Our team often creates social media toolkits that include graphics, sample social media messages, and key points partners such as embassies, grantees, and other online advocates can reference to best share our content.

On the backend, be sure to tweak your metadata so that your content shares well in social media. For example, we customized the auto-shared social media messages (when users click on our share icons embedded on our Web feature) by using Facebook open graph data and Twitter cards. Preparing the Twitter card required an extra URL-validation step after the site was live, but the validation process was simple, and the validation approval took about 24 hours.


9. Measure Your Impact

Measuring your success (or failure) marks the final, and arguably most important, step in any online storytelling venture. Whether you created a coordinated promotional campaign or just shared with your audience, you’ll want to know which outreach efforts created the most bang for your buck.

Thanks to the Digital Analytics Program, government websites use Google Analytics as the go-to metrics tool. Tallying up sessions, users, and pageviews makes a great first start, but we recommend taking your metrics further to fully measure your impact. With GA’s goal, flow, and funnel tools, you easily can see which sources brought people that not only looked at your site, but also how they interacted with your content, giving great insight into the value of each promotional source. For example, which do you find more valuable: thousands of people who come from social media source who, A) leave immediately, or hundreds who visit from social media source who, B) watch the videos, download PDFs, share your content, and visit other pages on your site?

Take note of what social media outreach efforts are the most valuable to you, as it relates to your goals for your project. Some good questions to ask include:

  • How successfully did your hashtag thread together an online conversation about your content?
  • Which videos got the most views in relation to how they were promoted through social media?
  • Did tagging partners and collaborators through Facebook posts and tweets ensure more sharing of your content?

The answers to these questions provide you with valuable information for your next campaign. High engagement sources will vary of course, depending on your content, but you can glean some helpful insights from your experience going forward.

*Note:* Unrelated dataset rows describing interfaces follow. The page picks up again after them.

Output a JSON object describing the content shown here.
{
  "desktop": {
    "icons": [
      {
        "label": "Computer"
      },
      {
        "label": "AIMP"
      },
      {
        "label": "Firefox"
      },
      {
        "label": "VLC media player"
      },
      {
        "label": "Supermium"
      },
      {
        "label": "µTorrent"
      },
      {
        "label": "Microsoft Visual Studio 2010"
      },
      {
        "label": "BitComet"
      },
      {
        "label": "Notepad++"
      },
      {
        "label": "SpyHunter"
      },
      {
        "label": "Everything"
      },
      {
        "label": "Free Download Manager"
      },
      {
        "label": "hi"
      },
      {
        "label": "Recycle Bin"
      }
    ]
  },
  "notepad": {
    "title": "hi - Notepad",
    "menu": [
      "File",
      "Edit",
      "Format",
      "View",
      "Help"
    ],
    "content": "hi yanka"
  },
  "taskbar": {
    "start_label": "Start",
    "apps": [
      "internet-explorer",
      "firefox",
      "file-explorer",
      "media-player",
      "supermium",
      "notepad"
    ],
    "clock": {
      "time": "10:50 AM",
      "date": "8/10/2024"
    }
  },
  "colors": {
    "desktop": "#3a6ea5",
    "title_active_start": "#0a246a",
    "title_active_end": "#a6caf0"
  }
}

Digital storytelling creates exciting opportunities to communicate your message with multimedia tools and craft your content with the end-user experience in mind. While this process proved challenging and long (about a year start-to-finish, overcoming typical government challenges like changing team members, balancing workloads, maternity leave, long clearance processes, and even the government shutdown), the positive reception from stakeholders and the public made it well worth the effort.